As an athlete, your race season is ramping up. Your focus is on performance. Any weight loss you really needed to chip away at should have been achieved by now. It’s the time to keep building, to recover and get stronger, all of which require proper nourishment and carbohydrate intake.
Aging ‘warriors’ have been around since the beginning of time (see Noah…). Older athletes have been performing and competing just about as long; however, our current generation is the first to be involved in such large numbers. What are we truly capable of as we move through the years? And how do we find our path to athletic longevity and personal success?
In my almost 50-year cycling career as a competitor, coach and bike fitter, I have been able to observe cyclists of every level, style and ability. I have boiled all of this experience down to one basic fact: cyclists are athletes in every aspect, no different from swimmers, basketball players or track & field athletes.
You’ve seen a thousand articles on proper warm up technique for cycling. In nearly 20 years of racing I can count the number of times I achieved a full and proper warm up before an event on two or three hands. This article aims to teach you how not to warm up or more specifically, how to not need to warm up.
Much of our training is done solo – that’s the nature of our busy lives, but also our obsession to “optimize” our training by doing our workouts perfectly. That’s fine up to a point, but are we always giving ourselves the best training by going it alone and ignoring the thrill of informal or formal competition?
We ride and race for different reasons, but the baseline is always about riding the bike. Those moments when life responsibilities take a back seat and we just enjoy the road unfolding before us are a form of salvation.

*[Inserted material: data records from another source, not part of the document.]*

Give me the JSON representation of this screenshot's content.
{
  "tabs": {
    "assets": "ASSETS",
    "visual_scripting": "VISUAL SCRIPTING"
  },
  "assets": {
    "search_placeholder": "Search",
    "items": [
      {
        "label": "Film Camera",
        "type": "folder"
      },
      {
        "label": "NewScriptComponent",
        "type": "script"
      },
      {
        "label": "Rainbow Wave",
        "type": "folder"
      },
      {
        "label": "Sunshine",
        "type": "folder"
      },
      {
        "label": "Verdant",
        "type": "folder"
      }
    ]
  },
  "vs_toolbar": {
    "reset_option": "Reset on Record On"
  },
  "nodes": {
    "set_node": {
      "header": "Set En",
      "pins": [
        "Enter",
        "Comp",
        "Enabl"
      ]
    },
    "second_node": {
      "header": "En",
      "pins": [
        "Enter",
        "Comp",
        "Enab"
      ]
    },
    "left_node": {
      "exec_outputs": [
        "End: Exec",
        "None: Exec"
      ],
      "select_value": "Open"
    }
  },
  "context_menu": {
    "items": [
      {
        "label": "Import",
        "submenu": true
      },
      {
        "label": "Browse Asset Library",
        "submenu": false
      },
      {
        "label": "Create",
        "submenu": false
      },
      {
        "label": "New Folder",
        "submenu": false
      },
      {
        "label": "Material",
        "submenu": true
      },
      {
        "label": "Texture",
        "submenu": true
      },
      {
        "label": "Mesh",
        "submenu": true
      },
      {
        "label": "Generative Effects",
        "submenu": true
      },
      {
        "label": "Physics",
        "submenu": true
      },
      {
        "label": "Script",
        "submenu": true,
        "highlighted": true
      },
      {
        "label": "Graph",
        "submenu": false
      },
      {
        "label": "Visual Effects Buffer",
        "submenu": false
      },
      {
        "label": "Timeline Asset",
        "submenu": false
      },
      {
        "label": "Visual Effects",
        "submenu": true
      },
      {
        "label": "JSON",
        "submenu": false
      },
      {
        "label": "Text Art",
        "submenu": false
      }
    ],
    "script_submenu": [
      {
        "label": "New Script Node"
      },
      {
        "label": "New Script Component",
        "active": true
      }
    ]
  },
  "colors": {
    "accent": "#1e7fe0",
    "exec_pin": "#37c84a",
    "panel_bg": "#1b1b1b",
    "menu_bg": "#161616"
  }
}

Unfortunately, with life running at the pace it does we are often forced to “maximize” our training under shorter time standards than we might otherwise choose, but don’t forget the long ride.